Among the records that follow, count the lines where "sender" appears, and state the count by itself.

INFORMATION:

===============

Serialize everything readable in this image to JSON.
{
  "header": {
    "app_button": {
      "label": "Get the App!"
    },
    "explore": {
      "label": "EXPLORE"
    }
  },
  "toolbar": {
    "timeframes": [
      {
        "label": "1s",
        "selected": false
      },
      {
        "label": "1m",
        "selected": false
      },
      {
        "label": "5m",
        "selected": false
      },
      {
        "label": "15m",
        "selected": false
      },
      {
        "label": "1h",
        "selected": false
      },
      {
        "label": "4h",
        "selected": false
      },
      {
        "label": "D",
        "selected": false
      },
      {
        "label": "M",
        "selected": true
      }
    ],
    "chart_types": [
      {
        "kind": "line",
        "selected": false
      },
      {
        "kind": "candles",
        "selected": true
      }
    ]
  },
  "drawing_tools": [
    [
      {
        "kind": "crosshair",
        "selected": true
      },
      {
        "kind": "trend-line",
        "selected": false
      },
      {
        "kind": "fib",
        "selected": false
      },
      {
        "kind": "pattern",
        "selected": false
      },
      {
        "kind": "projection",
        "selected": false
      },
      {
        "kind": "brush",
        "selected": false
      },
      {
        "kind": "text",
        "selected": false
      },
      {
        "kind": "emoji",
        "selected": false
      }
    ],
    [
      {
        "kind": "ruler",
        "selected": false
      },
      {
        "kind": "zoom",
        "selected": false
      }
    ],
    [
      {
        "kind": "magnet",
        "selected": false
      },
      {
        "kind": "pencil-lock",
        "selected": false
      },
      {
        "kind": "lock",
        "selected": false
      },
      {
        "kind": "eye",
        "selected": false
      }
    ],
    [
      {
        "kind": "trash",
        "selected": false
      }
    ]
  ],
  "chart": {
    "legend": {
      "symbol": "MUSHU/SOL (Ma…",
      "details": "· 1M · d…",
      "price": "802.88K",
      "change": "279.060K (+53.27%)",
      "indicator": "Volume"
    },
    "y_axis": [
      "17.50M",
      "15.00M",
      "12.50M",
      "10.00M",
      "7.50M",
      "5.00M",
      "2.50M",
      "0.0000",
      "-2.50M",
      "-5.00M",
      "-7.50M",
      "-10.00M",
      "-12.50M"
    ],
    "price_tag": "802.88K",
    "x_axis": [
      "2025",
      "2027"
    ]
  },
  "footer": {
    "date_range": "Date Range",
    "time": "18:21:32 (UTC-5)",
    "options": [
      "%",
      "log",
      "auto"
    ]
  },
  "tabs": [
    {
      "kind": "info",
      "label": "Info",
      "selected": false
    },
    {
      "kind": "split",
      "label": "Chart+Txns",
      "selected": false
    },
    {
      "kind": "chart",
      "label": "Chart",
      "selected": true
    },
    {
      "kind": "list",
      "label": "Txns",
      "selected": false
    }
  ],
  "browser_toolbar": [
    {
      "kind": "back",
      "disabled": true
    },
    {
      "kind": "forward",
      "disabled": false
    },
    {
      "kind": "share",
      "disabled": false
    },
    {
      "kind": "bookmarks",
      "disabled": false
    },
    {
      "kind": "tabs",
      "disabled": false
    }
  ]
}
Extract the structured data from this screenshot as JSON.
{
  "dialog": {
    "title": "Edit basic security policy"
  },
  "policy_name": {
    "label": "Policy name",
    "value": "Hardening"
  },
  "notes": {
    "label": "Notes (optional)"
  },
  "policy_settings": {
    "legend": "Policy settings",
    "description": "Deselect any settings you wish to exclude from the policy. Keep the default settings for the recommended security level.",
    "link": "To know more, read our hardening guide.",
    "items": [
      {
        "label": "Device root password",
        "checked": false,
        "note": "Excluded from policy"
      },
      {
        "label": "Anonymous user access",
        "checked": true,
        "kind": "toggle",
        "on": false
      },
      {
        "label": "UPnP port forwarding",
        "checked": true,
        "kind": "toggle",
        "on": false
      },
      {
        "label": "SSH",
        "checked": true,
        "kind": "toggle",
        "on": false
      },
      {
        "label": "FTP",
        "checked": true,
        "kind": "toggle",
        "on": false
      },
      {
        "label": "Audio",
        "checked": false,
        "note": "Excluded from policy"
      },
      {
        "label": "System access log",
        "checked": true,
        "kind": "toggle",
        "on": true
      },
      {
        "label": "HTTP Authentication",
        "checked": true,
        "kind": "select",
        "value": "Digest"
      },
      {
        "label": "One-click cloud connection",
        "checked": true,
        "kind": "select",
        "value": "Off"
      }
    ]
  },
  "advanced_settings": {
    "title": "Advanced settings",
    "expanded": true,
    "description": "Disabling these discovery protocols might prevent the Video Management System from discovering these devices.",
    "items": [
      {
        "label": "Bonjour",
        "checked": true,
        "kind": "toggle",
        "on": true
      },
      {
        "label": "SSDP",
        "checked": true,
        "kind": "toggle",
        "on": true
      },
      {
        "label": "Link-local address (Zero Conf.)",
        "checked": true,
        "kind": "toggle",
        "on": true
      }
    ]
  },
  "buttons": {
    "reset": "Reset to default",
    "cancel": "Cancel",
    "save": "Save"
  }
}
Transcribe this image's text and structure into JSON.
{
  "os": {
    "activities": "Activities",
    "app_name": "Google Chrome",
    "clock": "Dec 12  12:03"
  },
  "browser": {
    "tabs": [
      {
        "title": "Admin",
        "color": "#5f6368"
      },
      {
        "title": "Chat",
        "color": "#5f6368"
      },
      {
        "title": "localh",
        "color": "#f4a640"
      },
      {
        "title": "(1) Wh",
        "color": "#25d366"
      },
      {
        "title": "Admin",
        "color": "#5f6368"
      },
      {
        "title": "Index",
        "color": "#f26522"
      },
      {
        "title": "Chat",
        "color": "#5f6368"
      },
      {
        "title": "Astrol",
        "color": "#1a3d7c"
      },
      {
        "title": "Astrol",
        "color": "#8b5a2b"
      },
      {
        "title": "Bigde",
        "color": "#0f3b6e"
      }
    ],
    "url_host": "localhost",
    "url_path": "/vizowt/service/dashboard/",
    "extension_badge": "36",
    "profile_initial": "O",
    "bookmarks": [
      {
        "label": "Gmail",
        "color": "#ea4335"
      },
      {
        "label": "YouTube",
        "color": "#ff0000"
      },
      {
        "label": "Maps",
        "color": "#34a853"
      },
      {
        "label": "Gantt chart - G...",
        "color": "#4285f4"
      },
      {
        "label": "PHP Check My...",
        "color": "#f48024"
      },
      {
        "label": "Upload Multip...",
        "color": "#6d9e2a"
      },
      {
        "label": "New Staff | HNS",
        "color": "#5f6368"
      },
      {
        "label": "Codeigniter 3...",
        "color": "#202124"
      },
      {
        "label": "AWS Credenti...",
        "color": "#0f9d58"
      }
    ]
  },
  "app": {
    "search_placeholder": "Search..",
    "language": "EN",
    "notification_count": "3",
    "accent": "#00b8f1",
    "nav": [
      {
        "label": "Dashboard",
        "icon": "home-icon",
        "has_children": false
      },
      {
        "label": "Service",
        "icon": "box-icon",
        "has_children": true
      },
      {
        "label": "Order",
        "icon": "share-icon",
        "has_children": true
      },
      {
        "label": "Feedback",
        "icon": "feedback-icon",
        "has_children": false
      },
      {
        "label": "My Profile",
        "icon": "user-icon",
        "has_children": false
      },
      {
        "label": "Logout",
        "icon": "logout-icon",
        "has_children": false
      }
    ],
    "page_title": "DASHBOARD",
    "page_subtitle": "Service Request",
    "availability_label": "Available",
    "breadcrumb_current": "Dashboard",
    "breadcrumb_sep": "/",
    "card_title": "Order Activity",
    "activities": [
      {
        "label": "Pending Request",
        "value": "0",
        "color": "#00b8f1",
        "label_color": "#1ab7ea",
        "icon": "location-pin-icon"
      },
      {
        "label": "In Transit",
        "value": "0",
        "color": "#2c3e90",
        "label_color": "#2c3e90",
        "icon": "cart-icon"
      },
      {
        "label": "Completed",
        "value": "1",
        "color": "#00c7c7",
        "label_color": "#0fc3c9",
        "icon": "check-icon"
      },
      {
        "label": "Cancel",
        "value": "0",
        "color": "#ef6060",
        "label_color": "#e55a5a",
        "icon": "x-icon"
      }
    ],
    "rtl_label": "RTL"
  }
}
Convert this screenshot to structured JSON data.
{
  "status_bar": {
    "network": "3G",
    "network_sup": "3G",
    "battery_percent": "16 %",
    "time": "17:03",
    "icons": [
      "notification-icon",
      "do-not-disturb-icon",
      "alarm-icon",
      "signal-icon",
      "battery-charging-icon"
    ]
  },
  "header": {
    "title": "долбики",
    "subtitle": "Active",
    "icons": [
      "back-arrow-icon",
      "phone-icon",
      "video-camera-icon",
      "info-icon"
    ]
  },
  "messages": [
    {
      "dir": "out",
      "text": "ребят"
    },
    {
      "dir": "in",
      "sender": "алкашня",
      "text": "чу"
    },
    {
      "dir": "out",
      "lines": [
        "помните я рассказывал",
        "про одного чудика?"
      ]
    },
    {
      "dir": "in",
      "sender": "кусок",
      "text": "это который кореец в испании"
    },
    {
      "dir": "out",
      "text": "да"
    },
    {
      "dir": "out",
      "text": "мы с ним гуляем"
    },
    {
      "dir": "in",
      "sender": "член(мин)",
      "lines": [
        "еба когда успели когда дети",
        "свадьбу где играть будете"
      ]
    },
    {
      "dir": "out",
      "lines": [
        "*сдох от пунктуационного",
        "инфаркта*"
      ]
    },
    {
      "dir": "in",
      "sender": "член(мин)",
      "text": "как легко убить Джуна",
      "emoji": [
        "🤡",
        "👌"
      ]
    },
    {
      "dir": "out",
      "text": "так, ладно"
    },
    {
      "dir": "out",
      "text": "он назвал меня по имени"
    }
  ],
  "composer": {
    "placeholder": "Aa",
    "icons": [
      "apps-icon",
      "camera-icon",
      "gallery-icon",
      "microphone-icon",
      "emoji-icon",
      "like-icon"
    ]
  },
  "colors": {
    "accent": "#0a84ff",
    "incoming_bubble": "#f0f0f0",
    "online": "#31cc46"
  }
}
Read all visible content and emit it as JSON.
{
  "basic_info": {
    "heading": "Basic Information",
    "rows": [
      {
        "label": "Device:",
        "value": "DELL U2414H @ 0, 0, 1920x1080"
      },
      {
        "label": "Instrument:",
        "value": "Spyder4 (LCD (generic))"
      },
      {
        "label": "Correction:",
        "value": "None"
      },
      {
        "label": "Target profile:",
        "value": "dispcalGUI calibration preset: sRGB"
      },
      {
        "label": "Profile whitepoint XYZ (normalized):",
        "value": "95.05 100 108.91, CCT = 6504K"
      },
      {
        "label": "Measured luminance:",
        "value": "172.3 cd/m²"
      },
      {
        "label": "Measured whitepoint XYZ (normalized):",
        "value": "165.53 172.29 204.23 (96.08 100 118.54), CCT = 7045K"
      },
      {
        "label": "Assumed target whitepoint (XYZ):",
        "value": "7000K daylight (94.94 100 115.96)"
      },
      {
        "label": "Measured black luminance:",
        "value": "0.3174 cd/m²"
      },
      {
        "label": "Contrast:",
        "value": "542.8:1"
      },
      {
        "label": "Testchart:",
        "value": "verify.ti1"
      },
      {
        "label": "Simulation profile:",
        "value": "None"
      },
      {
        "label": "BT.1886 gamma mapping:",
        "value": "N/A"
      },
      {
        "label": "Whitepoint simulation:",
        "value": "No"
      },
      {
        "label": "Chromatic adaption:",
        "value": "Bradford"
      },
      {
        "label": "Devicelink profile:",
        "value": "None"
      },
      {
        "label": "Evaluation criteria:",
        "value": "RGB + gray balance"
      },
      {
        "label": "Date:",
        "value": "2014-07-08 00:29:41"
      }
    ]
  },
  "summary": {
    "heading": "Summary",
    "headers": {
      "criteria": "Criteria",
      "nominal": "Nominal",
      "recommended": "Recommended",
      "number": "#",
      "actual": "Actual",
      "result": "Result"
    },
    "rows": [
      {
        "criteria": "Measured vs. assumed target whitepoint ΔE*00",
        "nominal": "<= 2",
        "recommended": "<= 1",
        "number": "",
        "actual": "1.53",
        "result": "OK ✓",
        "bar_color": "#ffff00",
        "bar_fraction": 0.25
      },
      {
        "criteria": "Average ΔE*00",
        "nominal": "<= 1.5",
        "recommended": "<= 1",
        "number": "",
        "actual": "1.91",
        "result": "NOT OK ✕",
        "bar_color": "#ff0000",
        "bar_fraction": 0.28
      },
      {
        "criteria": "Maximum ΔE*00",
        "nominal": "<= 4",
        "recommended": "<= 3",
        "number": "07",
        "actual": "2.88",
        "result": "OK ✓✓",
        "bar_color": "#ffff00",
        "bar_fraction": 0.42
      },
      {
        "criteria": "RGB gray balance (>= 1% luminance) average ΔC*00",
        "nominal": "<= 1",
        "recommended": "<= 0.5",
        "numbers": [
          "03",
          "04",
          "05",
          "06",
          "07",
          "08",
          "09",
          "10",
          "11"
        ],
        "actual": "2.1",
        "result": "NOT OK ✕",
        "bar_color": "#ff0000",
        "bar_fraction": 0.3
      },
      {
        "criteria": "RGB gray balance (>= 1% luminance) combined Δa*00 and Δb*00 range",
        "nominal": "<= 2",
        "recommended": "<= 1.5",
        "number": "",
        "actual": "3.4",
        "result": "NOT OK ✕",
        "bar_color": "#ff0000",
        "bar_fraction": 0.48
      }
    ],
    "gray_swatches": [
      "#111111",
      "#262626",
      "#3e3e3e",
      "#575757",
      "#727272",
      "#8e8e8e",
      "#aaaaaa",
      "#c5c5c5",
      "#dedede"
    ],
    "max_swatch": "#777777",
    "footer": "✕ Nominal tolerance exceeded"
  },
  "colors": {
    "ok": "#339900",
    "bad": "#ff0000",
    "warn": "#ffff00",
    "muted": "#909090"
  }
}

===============

EXERCISE SOLUTION:
4